We may divide birdsongs into two types. When one song note is followed by another song note in deterministic fashion in a single song, or the order of song notes are fixed in each song of a multirepertoire bird, such songs may be identified as "linear" song. The most widely used oscine song system models (the zebra finch, white-crowned sparrow, song sparrow, and swamp sparrow) could all be identified as having linear song syntax. When there are some variations introduced in the ordering of song notes, such a song should be called as a non-deterministic song. Species with non-deterministic song repertoires include the nightingale, starling, willow warbler, and Bengalese finch.

Among these species, Bengalese finches are unique in that their songs are characterized by finite-state syntax. Finite-state syntax refers to a simple form of syntax in which finite numbers of state are interconnected by arrows and a string of letters is produced when state transition occurs. In Bengalese finches, 2 to 5 song notes are chunked together, each of these chunks are emitted at a particular state transition, and the pattern of chunk production follows finite-state syntax.

Here are Okanoya's grammars for the songs of a Bengalese finch and a white-rumped munia (representing the wild ancestors of Bengalese finches):

FIGURE 2. Example of sonograms and transition diagrams of a white-rumped munia song (upper) and a Bengalese finch song (lower).

Okanoya Fig. 2

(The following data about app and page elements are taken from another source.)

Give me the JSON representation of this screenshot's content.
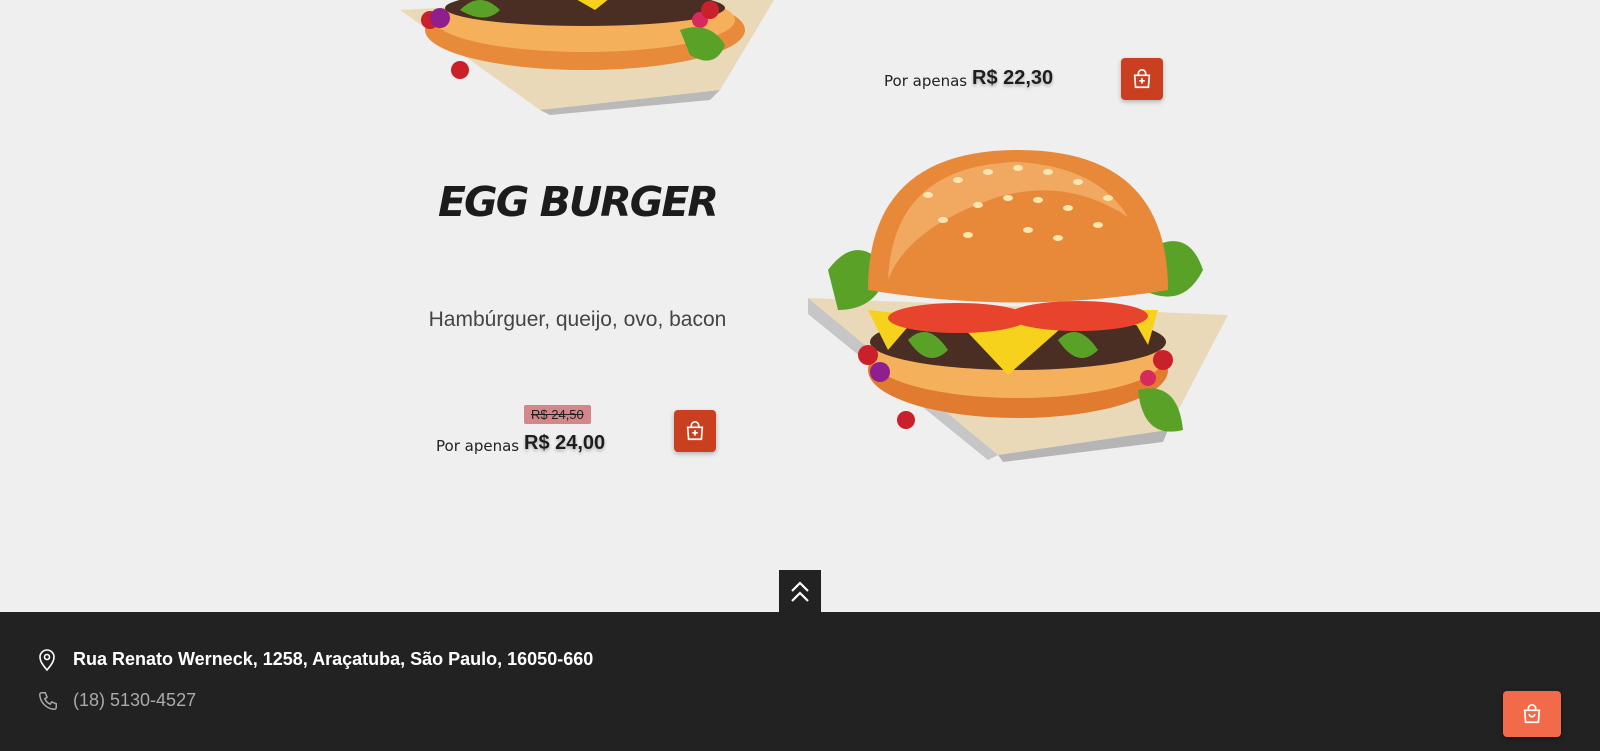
{
  "top_item": {
    "price_prefix": "Por apenas",
    "price": "R$ 22,30"
  },
  "egg_burger": {
    "name": "Egg Burger",
    "description": "Hambúrguer, queijo, ovo, bacon",
    "price_prefix": "Por apenas",
    "old_price": "R$ 24,50",
    "price": "R$ 24,00"
  },
  "footer": {
    "address": "Rua Renato Werneck, 1258, Araçatuba, São Paulo, 16050-660",
    "phone": "(18) 5130-4527"
  },
  "icons": {
    "add_to_cart": "bag-plus-icon",
    "scroll_top": "double-chevron-up-icon",
    "location": "map-pin-icon",
    "phone": "phone-icon",
    "cart": "shopping-bag-icon"
  },
  "colors": {
    "accent": "#c93f1f",
    "cart_float": "#f26a4a",
    "footer_bg": "#222222",
    "page_bg": "#efefef",
    "old_price_bg": "#d4878b"
  }
}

When Okanoya writes that "Bengalese finches are unique in that their songs are characterized by finite-state syntax", I think he must mean to be claiming that they are the only songbirds whose song grammar involves a rich repertoire of repeated sub-sequences, or something of the sort, as created by the recurrent arcs in the sample song grammar that he provides. I can testify from observation that (e.g.) the syllable sequences in zebra finch songs are well described by a finite-state grammar in which some states can be skipped or repeated. Similar finite-state grammars  can also be inferred from other animal behaviors where discrete gestures are serially ordered in well-practiced ways, such as mouse grooming (See e.g. John C. Fentress, "Emergence of pattern in the development of mammalian movement sequences", Journal of Neurobiology, 23(10): 1529-1556, 1992; A.V. Kalueff and P. Tuohimaa, "Grooming analysis algorithm for neurobehavioural stress research", Brain Research Protocols, 13(3): 151-158, 2004.) And for more on individual and dialect variation in finch tweeting, see the sequence of Language Log posts on Vinkensport.

But I'm not aware of any evidence that birdsong grammars involve long-distance dependencies, or clausal structures in which subsequences belonging to specific lexical categories can be substituted in designated slots, or any number of other characteristic properties of human syntax; nor do I know of any evidence that birds "parse" these behavioral sequences, in any way beyond the neural equivalent of transition-matrix probabilities. Perhaps they do, but simple assertion doesn't make it so.

Working out the neural architecture of motor control that underlies such patterns is one of the most exciting research topics around these days, in my opinion. And it's plausible that motor-system patterns are somehow behind linguistic structures, and not only as a matter of evolutionary history -- the "Declarative/Procedural Model" of Ullman, Pinker and others suggests that "mental grammar involves procedural memory and is rooted in the frontal cortex and basal ganglia" (see Michael Ullman, "A Neurocognitive Perspective on Language: The Declarative/Procedural Model", Nature Reviews Neuroscience, 2:717-726, 2001).

But to reify human speech and language abilities as a "parser" located in the caudate nucleus, regulated by FoxP2 and shared with finches -- well, speculation is fun, but this is like the kind of too-specific science fiction that's out of date by the time it's published, and seems merely quaint within a few years.

Posted by Mark Liberman at October 1, 2007 08:20 AM